222 0 nogreatshakes Yes, they are constantly vibrating, but are a lot more constrained than in fluids. For a real “solid” solid like a metal or crystalline substance the atoms or molecules have to keep their lattice structure, so there isn’t free movement throughout the solid, but they are constantly oscillating about their average position. If this weren’t the case, solids would be at absolute zero all the time.
21 0 -DreamMaster As mentioned before, particles in a solid are in fact moving. You can "observe" that with gauge blocks. The faces of these blocks are so flat, that they stick together if you stick them together in a certain way. ([Here](https://www.youtube.com/watch?v=2lOOl3VxOtE) is a nice video about that). However, if you "stick" two of those together and leave them for a few weeks/month/years (depends on the temperature) they actually weld together. Since a good set of gauge blocks is expensive as hell, be sure to always put them away separated from each other. EDIT: formatting and typo
10 0 bobide Yes, diffusion occurs in solids as well. Atoms can move through the crystalline lattice of a solid material through a number of different routes. The atoms can move through interstitial or substitutional mechanisms for example.
6 0 YoungJaaron Particles must always move, no matter what the conditions due to Heisenberg's uncertainty principle, which states one may not know the exact velocity and position of a particle. The more we know about one value, the less we know about the other. This means that no particle may be completely motionless, as we would then know the position and the velocity simultaneously. Even at absolute zero, particles still move, even if it's the slightest movement. I believe Feynman called it the "quantum jitters," but the technical name for this phenomenon is "zero point motion." So yes, particles must move in a solid. To answer your second question, atoms are so attracted to each other that they vibrate, but don't move past each other. Atoms in liquids move much more freely amongst each other.
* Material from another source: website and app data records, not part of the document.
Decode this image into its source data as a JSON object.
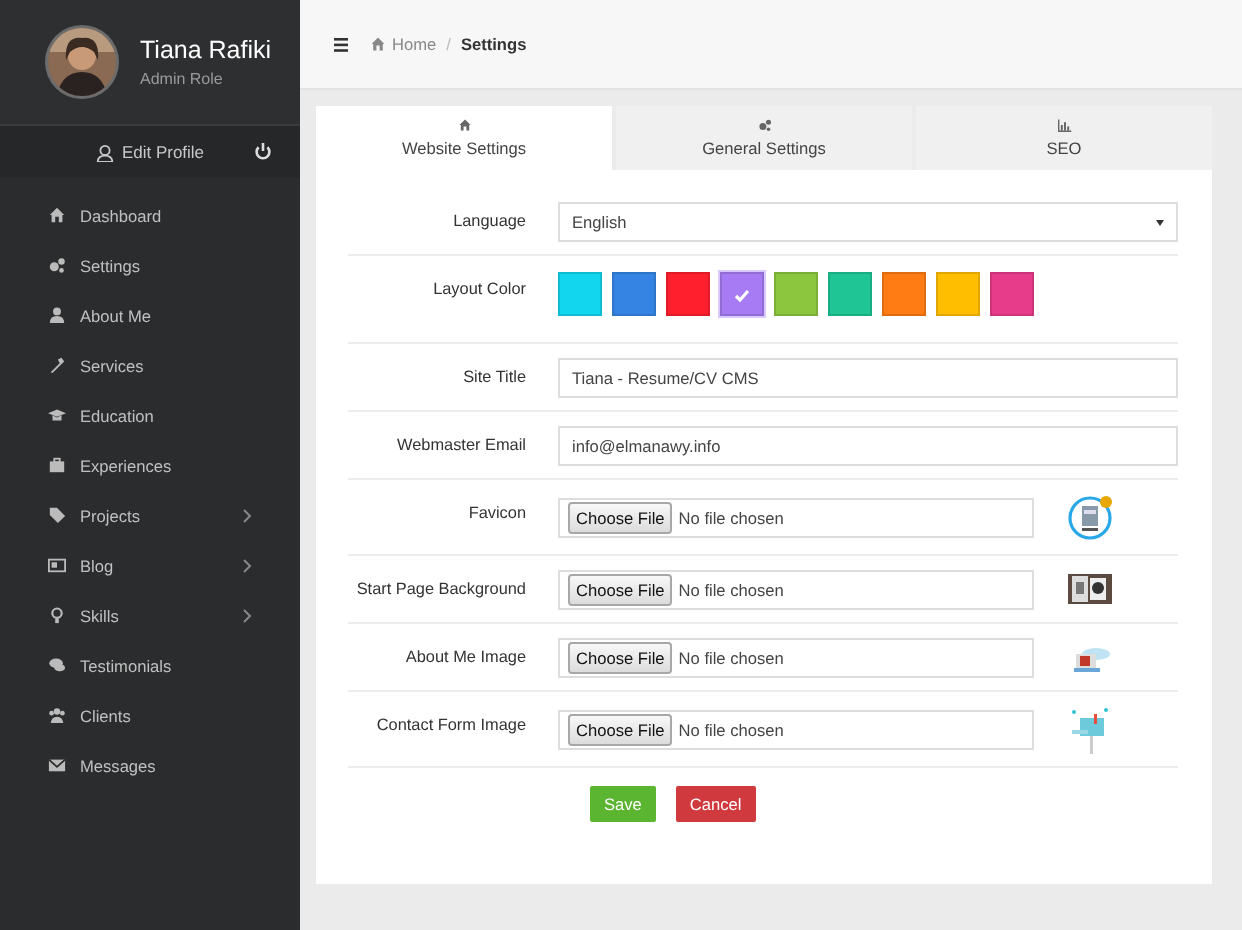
{
  "sidebar": {
    "user": {
      "name": "Tiana Rafiki",
      "role": "Admin Role"
    },
    "edit_profile": "Edit Profile",
    "items": [
      {
        "label": "Dashboard",
        "submenu": false
      },
      {
        "label": "Settings",
        "submenu": false
      },
      {
        "label": "About Me",
        "submenu": false
      },
      {
        "label": "Services",
        "submenu": false
      },
      {
        "label": "Education",
        "submenu": false
      },
      {
        "label": "Experiences",
        "submenu": false
      },
      {
        "label": "Projects",
        "submenu": true
      },
      {
        "label": "Blog",
        "submenu": true
      },
      {
        "label": "Skills",
        "submenu": true
      },
      {
        "label": "Testimonials",
        "submenu": false
      },
      {
        "label": "Clients",
        "submenu": false
      },
      {
        "label": "Messages",
        "submenu": false
      }
    ]
  },
  "breadcrumb": {
    "separator": "/",
    "items": [
      {
        "label": "Home",
        "current": false
      },
      {
        "label": "Settings",
        "current": true
      }
    ]
  },
  "tabs": [
    {
      "label": "Website Settings",
      "selected": true
    },
    {
      "label": "General Settings",
      "selected": false
    },
    {
      "label": "SEO",
      "selected": false
    }
  ],
  "form": {
    "language": {
      "label": "Language",
      "value": "English"
    },
    "layout_color": {
      "label": "Layout Color",
      "colors": [
        {
          "color": "#11d6ee",
          "selected": false
        },
        {
          "color": "#3584e4",
          "selected": false
        },
        {
          "color": "#ff1f2d",
          "selected": false
        },
        {
          "color": "#a77bf3",
          "selected": true
        },
        {
          "color": "#8cc63e",
          "selected": false
        },
        {
          "color": "#1fc594",
          "selected": false
        },
        {
          "color": "#ff7c14",
          "selected": false
        },
        {
          "color": "#ffbf00",
          "selected": false
        },
        {
          "color": "#e73c8a",
          "selected": false
        }
      ]
    },
    "site_title": {
      "label": "Site Title",
      "value": "Tiana - Resume/CV CMS"
    },
    "webmaster_email": {
      "label": "Webmaster Email",
      "value": "info@elmanawy.info"
    },
    "uploads": [
      {
        "label": "Favicon",
        "button": "Choose File",
        "status": "No file chosen"
      },
      {
        "label": "Start Page Background",
        "button": "Choose File",
        "status": "No file chosen"
      },
      {
        "label": "About Me Image",
        "button": "Choose File",
        "status": "No file chosen"
      },
      {
        "label": "Contact Form Image",
        "button": "Choose File",
        "status": "No file chosen"
      }
    ],
    "buttons": [
      {
        "label": "Save",
        "kind": "save"
      },
      {
        "label": "Cancel",
        "kind": "cancel"
      }
    ]
  }
}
2 0 radicallyhip Basically the reason why substances in gaseous and liquid states flow and move around is they have enough kinetic energy (per particle) to resist the inter-particular forces (dipole bonding, hydrogen bonding etc). When they have this amount of kinetic energy behind them, if they bump into another particle, the momentum continues to carry them along and they overcome the sticky bonding forces. However, as we cool a gas down, and it condenses into a liquid, we see particles having more interactions; their volume decreases because the particles have less energy, and they interact with the attractive forces of other particles more. Not enough to make them stick, but enough to contain them in a definite volume at a constant pressure. They still flow and hold the shape of their container but they do not expand to fit the whole thing. If we continue to cool this substance below the fusion/freezing point, the kinetic energy of the particles ceases to carry enough momentum to overcome the sticking forces of other particles. H-bonding, ionic crystallization or induced dipole-dipole interactions, etc all occur at this point, and the substance becomes rigid - the particles are more strongly attracted to one another and the particles are no longer free to move about. They become stuck in place as interactions occur between more and more particles. They still vibrate in place, but do not have enough energy to break free from those bonds formed within their network of bonds.
1 0 Puteh The movements of atomic nuclei in solids can be measured to quite high precision using techniques such as X-ray absorption fine structure. These techniques determine the spatial distribution of internuclear distances between pairs of atoms. A typical deviation from the mean separation of ca. 0.3 nm would be 0.01 nm at room temperature. Reference (not for the fainthearted): https://pdfs.semanticscholar.org/de39/973536b1c4120fccb6b2892b7d14fddbd7c0.pdf